When discussing caregiving, it’s easy to separate the different ways caregiving impacts caregivers. The reality is that it impacts all aspects of one’s life. Whether it’s a sudden leap or a gradual transition into caregiving, at some point, any caregiver will tell you that their caregiving duties have affected their life on every level. We’ve written separately about the different impacts of caregiving, so we thought it would be a good idea to combine all of these into one post because that is how a caregiver experiences it. Their caregiving duties don’t first affect their physical health, then their mental. It’s all at once and it’s all happening simultaneously. Here are some of the basic ways that caregiving impacts people.
How does caregiving affect individuals physically?
Caregivers are impacted on a physical level for a couple of reasons. First, they are responsible for providing care to their ailing or aging loved one. This can be physically taxing and exhausting. Whether they’re caring for someone who needs help with all activities of daily living or a few, there’s no discounting the amount of exhaustion that comes along with this continuous work. It takes physical strength to help dress someone or to help transport them from a bed to a wheelchair. This round the clock care is simply exhausting.
Aside from physical exhaustion, caregiving can impact the physical health of the caregiver. According to the Family Caregiver Alliance, caregivers have higher incidences of several physical illnesses. They have a higher incidence of heart disease, various physical illnesses such as aches and pain, and they have a higher rate of mortality. Furthermore, many caregivers will put their loved one’s care before their own. This can leave many illnesses untreated and also render a lot of preventative care useless.
How does caregiving affect individuals mentally?

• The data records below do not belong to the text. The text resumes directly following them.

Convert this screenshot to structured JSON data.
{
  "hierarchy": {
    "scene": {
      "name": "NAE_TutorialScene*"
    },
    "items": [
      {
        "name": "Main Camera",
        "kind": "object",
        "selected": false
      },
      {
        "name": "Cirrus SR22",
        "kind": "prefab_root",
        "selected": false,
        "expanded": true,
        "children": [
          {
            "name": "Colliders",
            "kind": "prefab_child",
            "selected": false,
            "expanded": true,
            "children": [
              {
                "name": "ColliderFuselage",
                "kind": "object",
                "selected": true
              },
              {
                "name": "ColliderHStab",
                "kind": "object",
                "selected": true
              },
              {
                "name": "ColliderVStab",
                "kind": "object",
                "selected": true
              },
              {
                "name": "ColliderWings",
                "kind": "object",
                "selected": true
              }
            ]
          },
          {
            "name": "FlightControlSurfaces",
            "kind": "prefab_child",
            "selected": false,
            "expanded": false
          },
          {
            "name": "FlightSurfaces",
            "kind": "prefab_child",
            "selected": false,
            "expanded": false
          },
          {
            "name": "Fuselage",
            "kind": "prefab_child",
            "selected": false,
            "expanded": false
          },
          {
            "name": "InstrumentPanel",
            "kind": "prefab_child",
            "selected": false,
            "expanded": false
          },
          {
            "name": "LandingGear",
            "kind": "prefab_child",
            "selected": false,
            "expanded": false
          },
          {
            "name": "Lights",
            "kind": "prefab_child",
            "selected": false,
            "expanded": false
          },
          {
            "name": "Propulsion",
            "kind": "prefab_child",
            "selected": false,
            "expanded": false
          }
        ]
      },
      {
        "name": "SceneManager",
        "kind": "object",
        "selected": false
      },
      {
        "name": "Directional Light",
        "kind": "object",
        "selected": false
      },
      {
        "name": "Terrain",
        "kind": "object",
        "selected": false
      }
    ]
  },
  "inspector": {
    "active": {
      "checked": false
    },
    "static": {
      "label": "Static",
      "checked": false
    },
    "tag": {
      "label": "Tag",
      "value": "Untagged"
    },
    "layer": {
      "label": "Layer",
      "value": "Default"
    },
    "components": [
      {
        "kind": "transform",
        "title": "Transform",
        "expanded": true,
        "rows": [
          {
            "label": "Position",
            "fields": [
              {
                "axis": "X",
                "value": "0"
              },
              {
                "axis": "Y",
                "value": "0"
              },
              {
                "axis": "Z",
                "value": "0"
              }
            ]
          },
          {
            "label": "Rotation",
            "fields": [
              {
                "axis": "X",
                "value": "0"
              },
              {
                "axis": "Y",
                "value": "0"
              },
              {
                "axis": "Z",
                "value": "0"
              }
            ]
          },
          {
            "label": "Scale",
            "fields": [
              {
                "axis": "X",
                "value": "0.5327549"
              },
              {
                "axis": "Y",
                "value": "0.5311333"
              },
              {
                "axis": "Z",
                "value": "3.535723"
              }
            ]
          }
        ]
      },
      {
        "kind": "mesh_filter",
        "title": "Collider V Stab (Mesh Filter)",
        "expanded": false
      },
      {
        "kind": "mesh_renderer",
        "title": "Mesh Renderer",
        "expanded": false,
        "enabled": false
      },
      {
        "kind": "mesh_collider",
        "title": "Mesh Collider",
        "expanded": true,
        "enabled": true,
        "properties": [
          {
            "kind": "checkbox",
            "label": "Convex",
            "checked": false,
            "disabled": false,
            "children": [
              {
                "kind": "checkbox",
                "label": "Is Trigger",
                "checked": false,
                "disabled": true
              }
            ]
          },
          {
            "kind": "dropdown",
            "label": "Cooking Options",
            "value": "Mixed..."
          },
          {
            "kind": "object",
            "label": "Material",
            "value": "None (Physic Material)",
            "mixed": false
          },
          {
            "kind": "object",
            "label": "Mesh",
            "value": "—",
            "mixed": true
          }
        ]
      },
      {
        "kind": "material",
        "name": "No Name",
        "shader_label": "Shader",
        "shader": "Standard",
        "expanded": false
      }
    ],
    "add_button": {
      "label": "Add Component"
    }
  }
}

Caregiving is mentally draining. It’s difficult to manage somebody else’s care. Caregivers are constantly managing the schedule of their ailing or aging loved ones, and they have to be cognizant of an incredible amount of information at once. They need to remember physician appointments, medication interactions, individual diagnoses, prescription refills, budgets, dietary restrictions and more.
Additionally, they also experience a higher rate of mental illness. According to the Family Caregiver Alliance, caregivers are more likely to exhibit depressive symptoms, suffer from anxiety, and experience other mental illnesses. Furthermore, because the caregivers are so focused on their ailing or aging loved one, many of these symptoms remain untreated. This isn’t limited to the period that they provide care, and it can last after the caregiver has relinquished their caregiver duties.
What are the emotional impacts of caregiving?
Caregivers experience a wide range of emotions. Caregivers do the most amazing work and provide incredible unparalleled care for their ailing or aging loved ones, but it is incredibly difficult to watch the health of an ailing or aging loved one gradually fail. This can cause incredible amounts of sadness in individuals, as well as some feelings of helplessness, frustration and anger. The other major emotion involved in caregiving is guilt. Caregivers will blame themselves for wanting time off, and will beat themselves up for leaving the side of their ailing or aging loved one.
Caregivers need more support – from society and from their employers. It’s an incredibly difficult task to undertake, and these brave individuals are impacted in every possible way. If you know any caregivers, offer them a helping hand or a friend to talk to.